Dataset rows for apps and sites:
++++++++

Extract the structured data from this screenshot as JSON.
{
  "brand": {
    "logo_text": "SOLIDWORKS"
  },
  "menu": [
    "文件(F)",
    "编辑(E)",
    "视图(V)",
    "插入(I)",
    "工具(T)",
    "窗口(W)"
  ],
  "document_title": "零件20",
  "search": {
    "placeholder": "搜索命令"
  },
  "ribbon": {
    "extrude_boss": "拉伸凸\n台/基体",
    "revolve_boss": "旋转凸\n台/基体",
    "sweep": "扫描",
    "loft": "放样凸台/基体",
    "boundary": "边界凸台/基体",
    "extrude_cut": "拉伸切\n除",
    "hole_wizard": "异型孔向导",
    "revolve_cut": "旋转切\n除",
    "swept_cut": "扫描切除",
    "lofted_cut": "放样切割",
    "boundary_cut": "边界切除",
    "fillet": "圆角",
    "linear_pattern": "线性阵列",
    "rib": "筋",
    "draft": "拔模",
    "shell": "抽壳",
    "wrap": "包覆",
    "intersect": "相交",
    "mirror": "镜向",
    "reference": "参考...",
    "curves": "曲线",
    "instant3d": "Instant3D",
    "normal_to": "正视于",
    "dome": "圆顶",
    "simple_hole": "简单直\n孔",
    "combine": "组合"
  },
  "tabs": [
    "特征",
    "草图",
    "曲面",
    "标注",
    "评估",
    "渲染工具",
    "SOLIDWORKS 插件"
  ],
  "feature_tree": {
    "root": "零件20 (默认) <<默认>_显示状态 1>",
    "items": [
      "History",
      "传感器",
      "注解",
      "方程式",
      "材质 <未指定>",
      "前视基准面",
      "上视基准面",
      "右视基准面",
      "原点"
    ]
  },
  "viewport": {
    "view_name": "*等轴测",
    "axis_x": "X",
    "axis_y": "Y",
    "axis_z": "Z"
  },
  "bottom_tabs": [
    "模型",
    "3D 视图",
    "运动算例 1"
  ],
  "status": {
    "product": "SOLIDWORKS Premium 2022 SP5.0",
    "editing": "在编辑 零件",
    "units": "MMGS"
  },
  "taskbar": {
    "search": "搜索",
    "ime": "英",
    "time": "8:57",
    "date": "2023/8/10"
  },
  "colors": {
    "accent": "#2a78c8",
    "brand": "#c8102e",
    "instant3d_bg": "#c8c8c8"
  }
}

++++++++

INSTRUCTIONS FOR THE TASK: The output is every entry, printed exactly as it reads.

ANSWER TO THE EXERCISE:
Extract the structured data from this screenshot as JSON.
{
  "brand": {
    "logo_text": "SOLIDWORKS"
  },
  "menu": [
    "文件(F)",
    "编辑(E)",
    "视图(V)",
    "插入(I)",
    "工具(T)",
    "窗口(W)"
  ],
  "document_title": "零件20",
  "search": {
    "placeholder": "搜索命令"
  },
  "ribbon": {
    "extrude_boss": "拉伸凸\n台/基体",
    "revolve_boss": "旋转凸\n台/基体",
    "sweep": "扫描",
    "loft": "放样凸台/基体",
    "boundary": "边界凸台/基体",
    "extrude_cut": "拉伸切\n除",
    "hole_wizard": "异型孔向导",
    "revolve_cut": "旋转切\n除",
    "swept_cut": "扫描切除",
    "lofted_cut": "放样切割",
    "boundary_cut": "边界切除",
    "fillet": "圆角",
    "linear_pattern": "线性阵列",
    "rib": "筋",
    "draft": "拔模",
    "shell": "抽壳",
    "wrap": "包覆",
    "intersect": "相交",
    "mirror": "镜向",
    "reference": "参考...",
    "curves": "曲线",
    "instant3d": "Instant3D",
    "normal_to": "正视于",
    "dome": "圆顶",
    "simple_hole": "简单直\n孔",
    "combine": "组合"
  },
  "tabs": [
    "特征",
    "草图",
    "曲面",
    "标注",
    "评估",
    "渲染工具",
    "SOLIDWORKS 插件"
  ],
  "feature_tree": {
    "root": "零件20 (默认) <<默认>_显示状态 1>",
    "items": [
      "History",
      "传感器",
      "注解",
      "方程式",
      "材质 <未指定>",
      "前视基准面",
      "上视基准面",
      "右视基准面",
      "原点"
    ]
  },
  "viewport": {
    "view_name": "*等轴测",
    "axis_x": "X",
    "axis_y": "Y",
    "axis_z": "Z"
  },
  "bottom_tabs": [
    "模型",
    "3D 视图",
    "运动算例 1"
  ],
  "status": {
    "product": "SOLIDWORKS Premium 2022 SP5.0",
    "editing": "在编辑 零件",
    "units": "MMGS"
  },
  "taskbar": {
    "search": "搜索",
    "ime": "英",
    "time": "8:57",
    "date": "2023/8/10"
  },
  "colors": {
    "accent": "#2a78c8",
    "brand": "#c8102e",
    "instant3d_bg": "#c8c8c8"
  }
}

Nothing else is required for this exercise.